And then I find that, meh, I’ll be able to live without it.

Photo by author

No end-of-summer blues

I’m so thankful that summer is just about done.

I haven’t been a fan of summer for awhile now. It’s an insane, hectic time where I have to crunch a year’s worth of work into a few months. Hiring and training temporaries. Traveling hours to remote areas. Bringing equipment online. The rush used to excite me, and I felt fortunate to be doing this type of work at some points in my career.

I now hate it.

Financial and logistical support eroded over time, forcing me to spend too much time on the job’s technical aspects. I’m supposed to be writing grants and papers, not programming data loggers, and collecting and processing samples in the lab. Working in the field was fun, but I wasn’t getting my own work done. Plus, I could never enjoy summer events like concerts or fun runs because I was always on call in the field.

I began to resent summer.

So even though we were in the midst of a pandemic and all of our planned activities were canceled, the summer of 2020 gave me a taste of the future in retirement. While I’m still working full-time, I can’t travel because of COVID restrictions. This is the first summer in over 30 years that I’ve done no fieldwork.

It’s delicious.

My tiny taste of retirement has been a break I needed, and I cannot wait for all of this to be finished. I have a feeling I’m going to love being retired.
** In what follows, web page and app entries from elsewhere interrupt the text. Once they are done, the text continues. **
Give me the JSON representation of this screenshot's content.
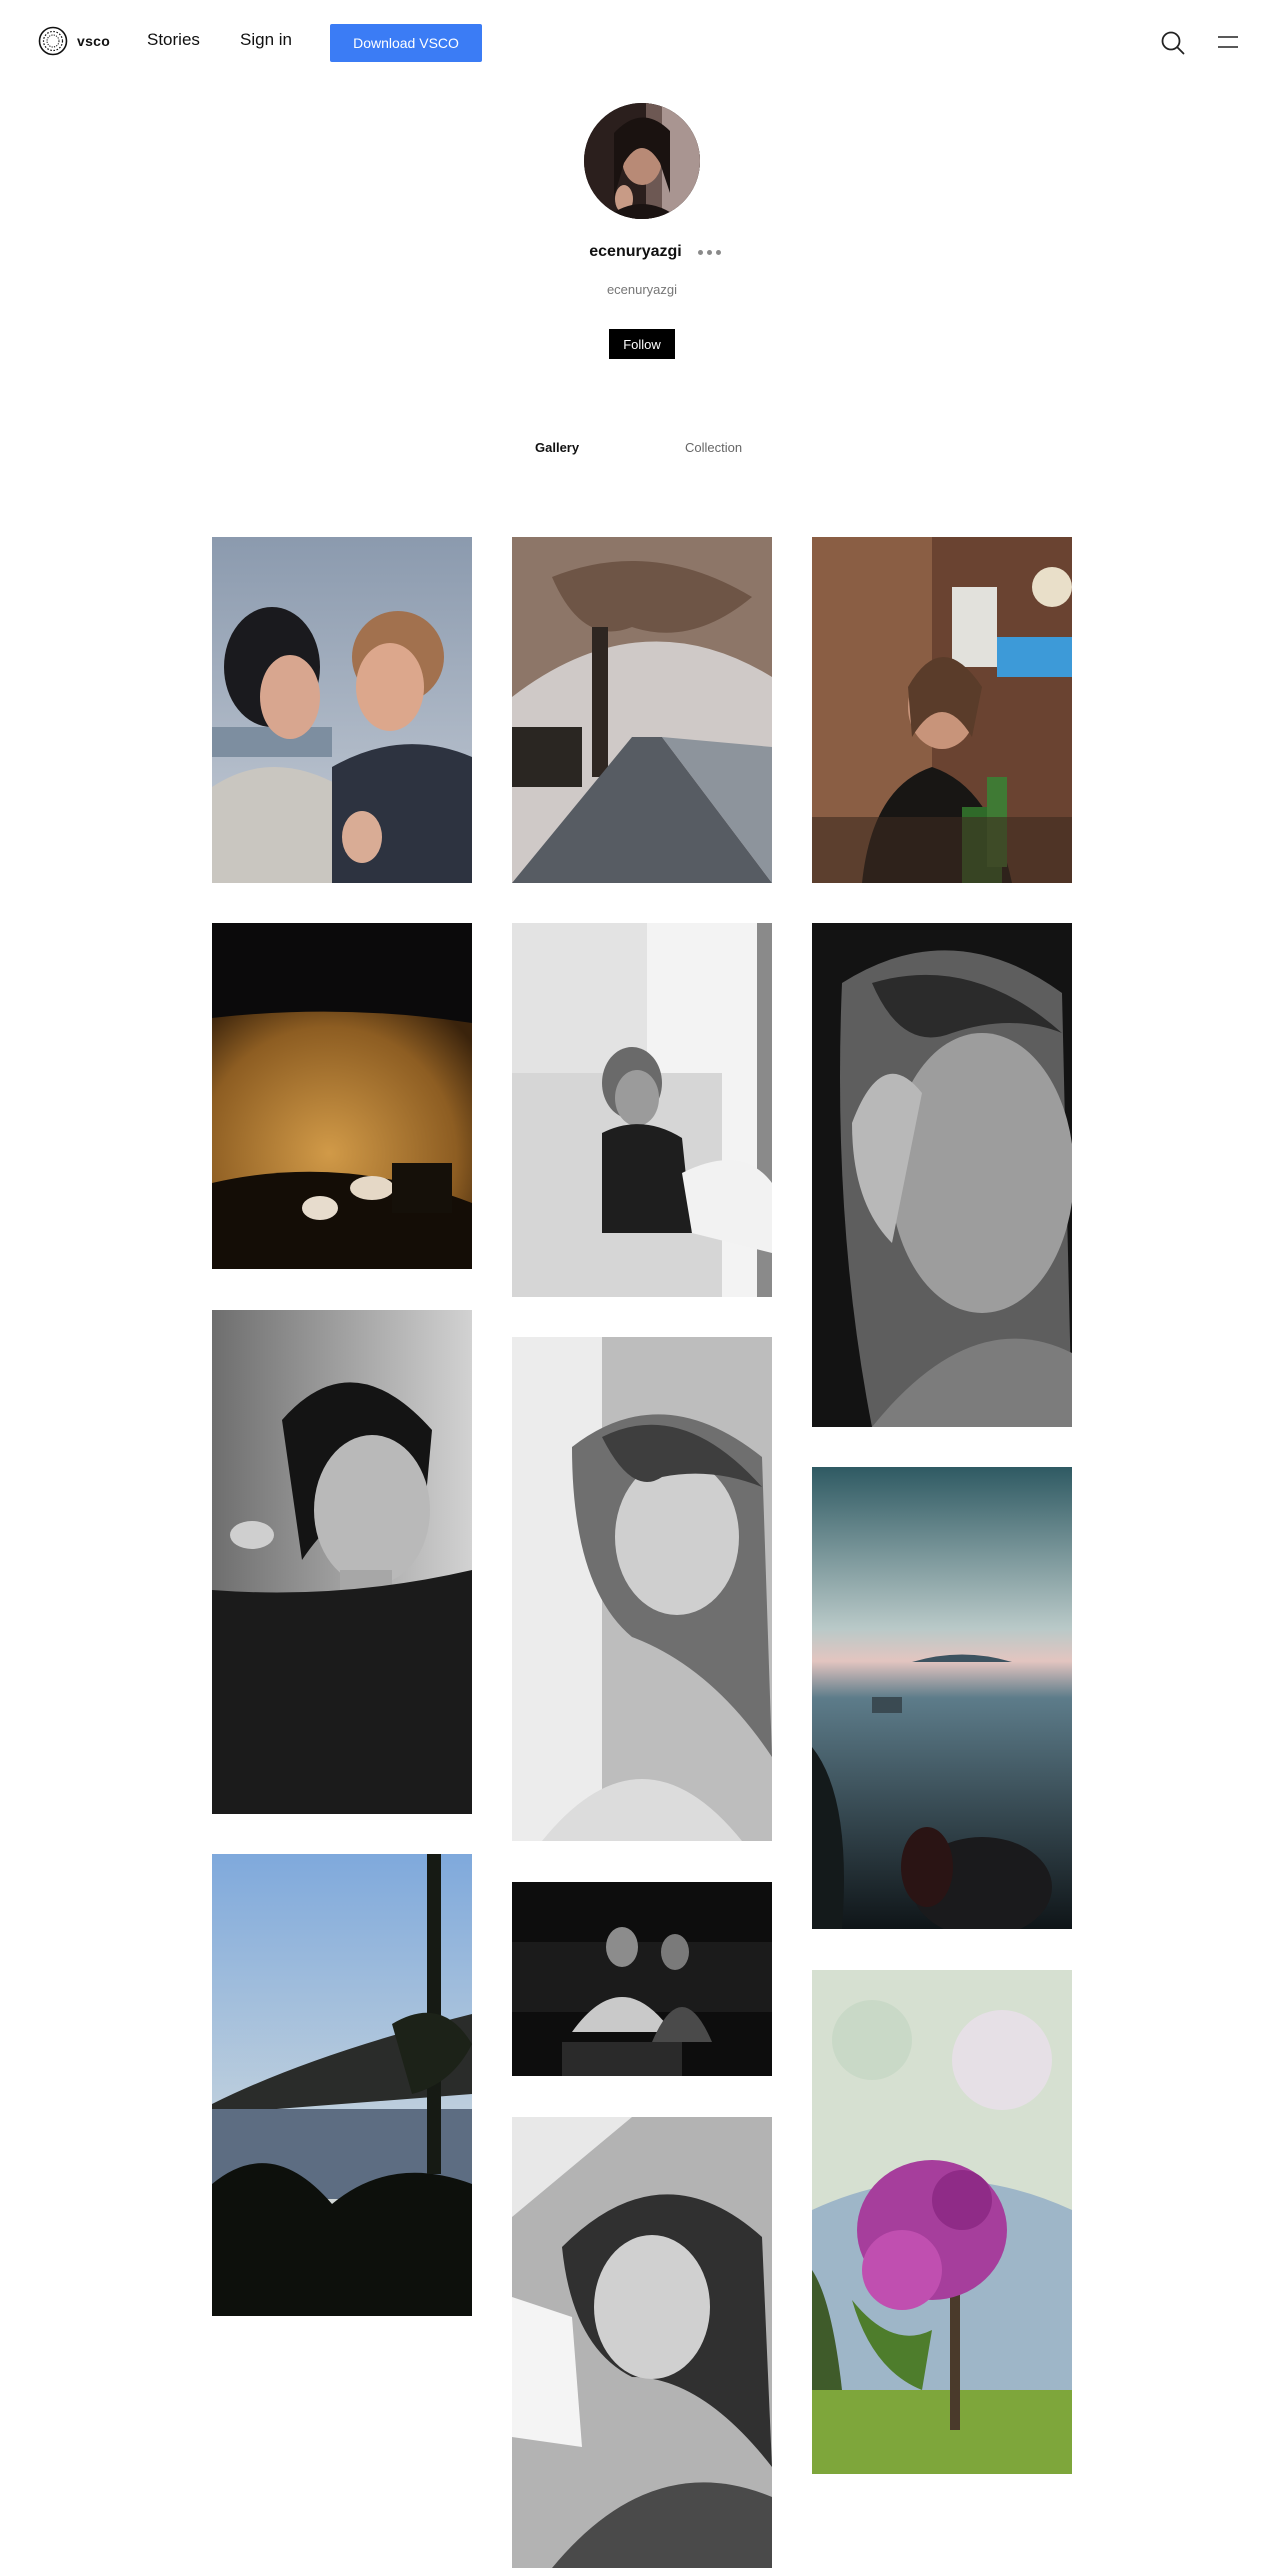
{
  "header": {
    "logo_text": "vsco",
    "nav": {
      "stories_label": "Stories",
      "signin_label": "Sign in"
    },
    "download_label": "Download VSCO",
    "icons": [
      "vsco-logo-icon",
      "search-icon",
      "menu-icon",
      "more-options-icon"
    ]
  },
  "profile": {
    "display_name": "ecenuryazgi",
    "handle": "ecenuryazgi",
    "follow_label": "Follow"
  },
  "tabs": {
    "gallery_label": "Gallery",
    "collection_label": "Collection",
    "active": "Gallery"
  },
  "colors": {
    "accent": "#3b7cf5",
    "follow_bg": "#000000",
    "text": "#111111",
    "muted": "#777777"
  }
}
The problem is, I don’t feel like I can act excited about retirement with my colleagues who are still in the dredges. I know how they are feeling and how they continue to be pulled too thin without enough resources. Especially now, when our entire world has been up-ended.

But I can only help them for a few more months. I don’t plan on being emeritus for very long.

Photo by Andrew Bui on Unsplash